Determining how a zebra might best appear in formal wear doesn’t fall under your typical stylist’s purview, but for Tug Rice, it’s just another day on the job.
“Zebras have got a very wide neck and a tail and, of course, stripes,” Rice tells Robb Report. “So, do you go subtle with the pattern in the fabric and go in the complete opposite direction of the stripes, or do you try and match it? These are the fun questions that keep me up at night.”
His subjects, however, are not flesh-and-blood but pen-and-paper. The self-taught illustrator has carved out a unique niche. The 31-year-old’s scenes, whether they appear on Instagram, fine bone china or in the case of that dapper Zebra, a social media campaign commissioned by Scalamandré, depict well-attired characters in elegant, brightly colored settings.
“It’s traditional in that I’m drawing people doing things in places, which is not necessarily what a lot of people are interested in drawing now, as far as I can tell,” Rice says of his work.

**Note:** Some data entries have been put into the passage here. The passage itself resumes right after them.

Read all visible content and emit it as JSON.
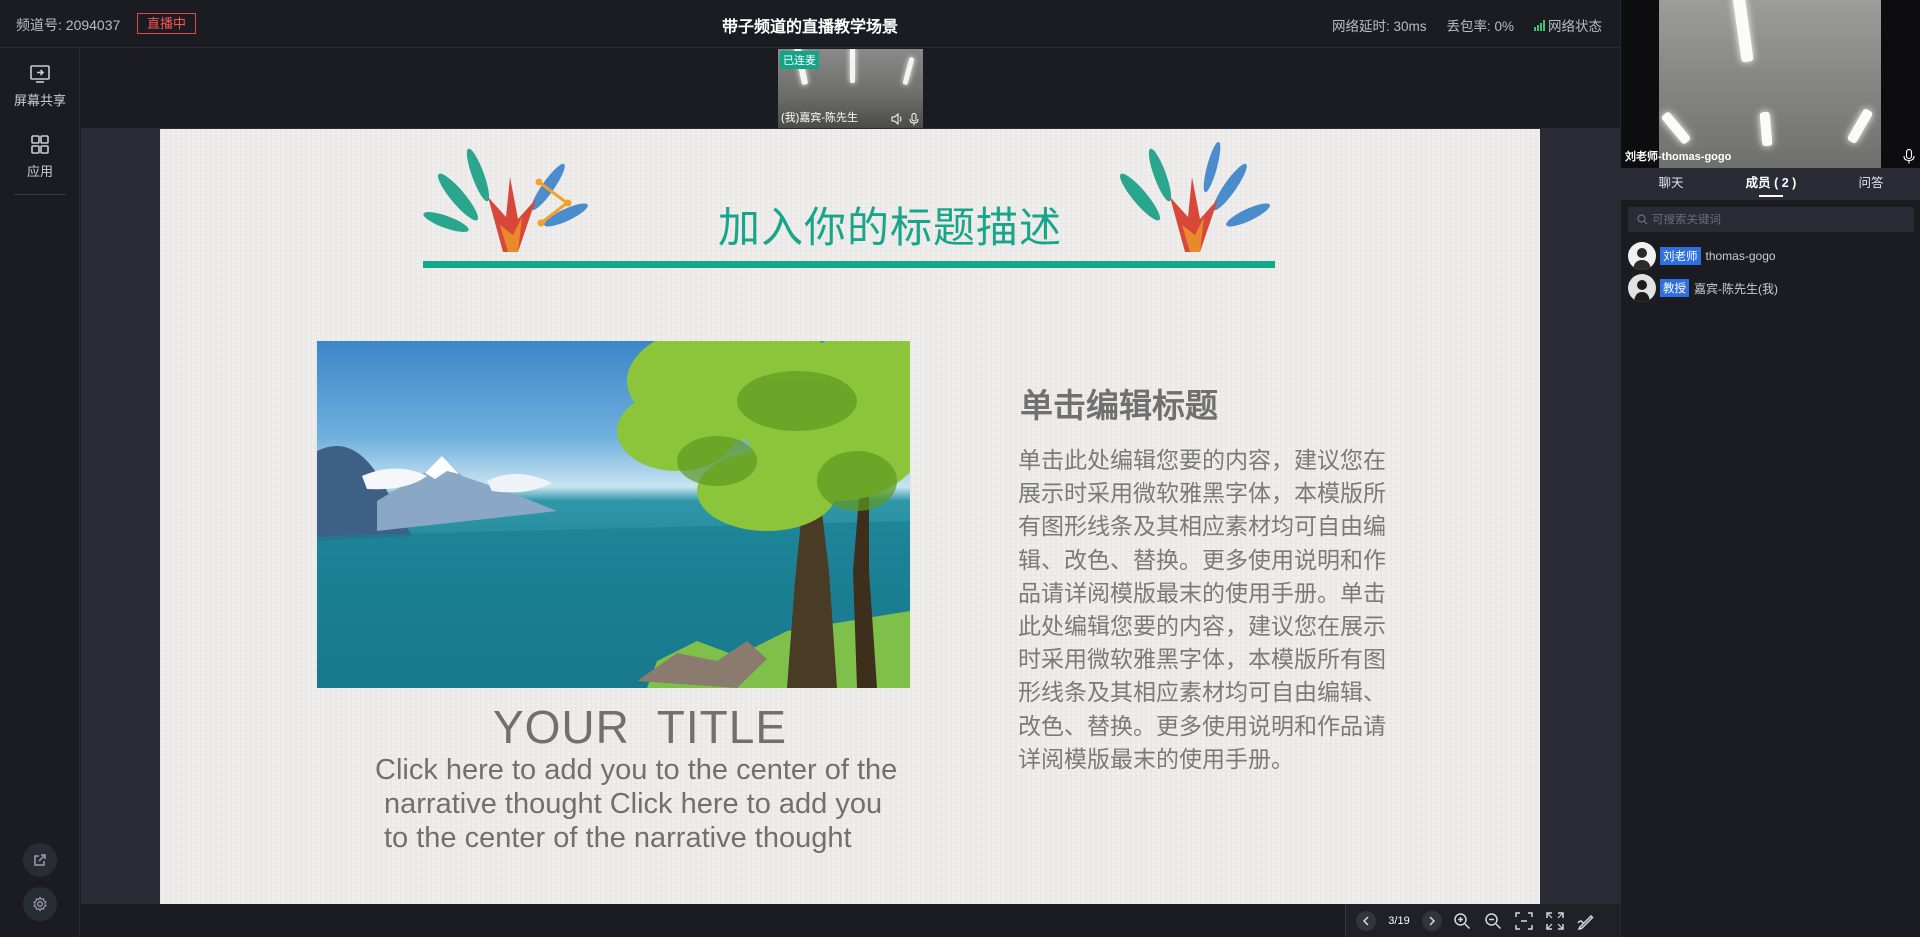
{
  "topbar": {
    "channel": "频道号: 2094037",
    "live_badge": "直播中",
    "room_title": "带子频道的直播教学场景",
    "latency": "网络延时: 30ms",
    "packet_loss": "丢包率: 0%",
    "network_status": "网络状态",
    "signal_color": "#3cc46a"
  },
  "leftbar": {
    "items": [
      {
        "label": "屏幕共享",
        "icon": "screen-share-icon"
      },
      {
        "label": "应用",
        "icon": "apps-grid-icon"
      }
    ],
    "bottom_icons": [
      "external-link-icon",
      "gear-icon"
    ]
  },
  "stage": {
    "camera_tile": {
      "tag": "已连麦",
      "name": "(我)嘉宾-陈先生",
      "icons": [
        "speaker-icon",
        "microphone-icon"
      ]
    }
  },
  "slide": {
    "heading": "加入你的标题描述",
    "accent_color": "#13a88c",
    "image_title": "YOUR  TITLE",
    "image_subtitle": [
      "Click here to add you to the center of the",
      "narrative thought Click here to add you",
      "to the center of the narrative thought"
    ],
    "edit_title": "单击编辑标题",
    "edit_body": "单击此处编辑您要的内容，建议您在展示时采用微软雅黑字体，本模版所有图形线条及其相应素材均可自由编辑、改色、替换。更多使用说明和作品请详阅模版最末的使用手册。单击此处编辑您要的内容，建议您在展示时采用微软雅黑字体，本模版所有图形线条及其相应素材均可自由编辑、改色、替换。更多使用说明和作品请详阅模版最末的使用手册。"
  },
  "toolbar": {
    "page_indicator": "3/19",
    "icons": [
      "chevron-left-icon",
      "chevron-right-icon",
      "zoom-in-icon",
      "zoom-out-icon",
      "fit-screen-icon",
      "fullscreen-icon",
      "annotate-icon"
    ]
  },
  "rightpanel": {
    "video_name": "刘老师-thomas-gogo",
    "tabs": [
      {
        "label": "聊天",
        "active": false
      },
      {
        "label": "成员 ( 2 )",
        "active": true
      },
      {
        "label": "问答",
        "active": false
      }
    ],
    "search_placeholder": "可搜索关键词",
    "members": [
      {
        "role": "刘老师",
        "name": "thomas-gogo"
      },
      {
        "role": "教授",
        "name": "嘉宾-陈先生(我)"
      }
    ],
    "role_color": "#2f6fe0"
  }
}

And yet, his “narrative” illustrations have received a warm reception, leading to collaborations with the likes of Stubbs & Wootton, Louis Sherry and the Carlyle Hotel, and have graced the pages of Travel & Leisure, Harper’s Bazaar and Elle Décor. He also accepts private commissions, and his prints are sold at galleries including Eerdmans New York.
Rice, who grew up in Pennsylvania’s Lehigh Valley and studied drama at Carnegie Mellon before moving to New York, takes after his grandfather, a Bethlehem Steel foreman who taught himself to paint and pursued the artist’s life full-time after encouragement from 20th century modern art giant Andrew Wyeth. Rice believes some of the popularity of his work stems from the sense of bygone glamour his illustrations evoke. Black tie abounds, and the grand hotels of New York and London are frequent settings (and their patrons are frequent subjects).
“There’s a sense of nostalgia, but something about it feels fresh and playful,” Rice says. “It’s never stale…there’s that balance between what I perceive to be a real nostalgia for past decades while staying relevant for today. My scenes are typically places that have been around for a while and aren’t going anywhere.”
But for all the romance of The Ritz London or Fifth Avenue at Christmastime, it’s the people that bring his illustrations to life. According to Rice, much of their inspiration is drawn from present-day Manhattan.
“People costume themselves when they wake up, when they’re walking their dog or are out with their shopping bags, and it’s very theatrical. A lot of people want to be seen. As an artist, I was fascinated by the extreme side of that, and the subtlety, and had to rush home to sketch it out. That’s kind of what evolved into a profession.”
But unlike the Scott Schumans of the world, Rice has final say over how his subjects are attired. He notes that many of the outfit choices happen organically, as he fills in a scene. “There’s a lot of black tie—but what if someone’s in a cream-colored dinner jacket?” he says of one prospective illustration. “What does that do? He’s going to stand out in the picture, and that’s going to tell a whole new story.”
His most recent collaboration is with Halcyon Days, a London-based purveyor of fine bone china, which has utilized his artwork in bangles, dinner plates, musical boxes and more. The partnership was brokered by Paul Feig and his wife, who befriended Rice during a weekend in Palm Beach and introduced him to Halcyon Days CEO Pamela Harper.
The star of the ongoing Halcyon Days Tug Rice collection is undoubtedly Hal the Bear, an anthropomorphic ursine who owes something of a stylistic debt to the dandyish director. “He’s not unlike Paul Feig, not unlike a lot of the dapper dandies that we know through Instagram or through the magazines,” Rice says. “He’s a bear about town, and I think what’s fun is that we’ve expanded on him and he’s got a future, and I don’t know exactly who he is.”
Hal may still be finding his own style, but Rice says that future collaborations with Halcyon Days will see him attired in golfing wear and a tweed suit for the races. And as for his young creator, it appears that Rice, too, is going places.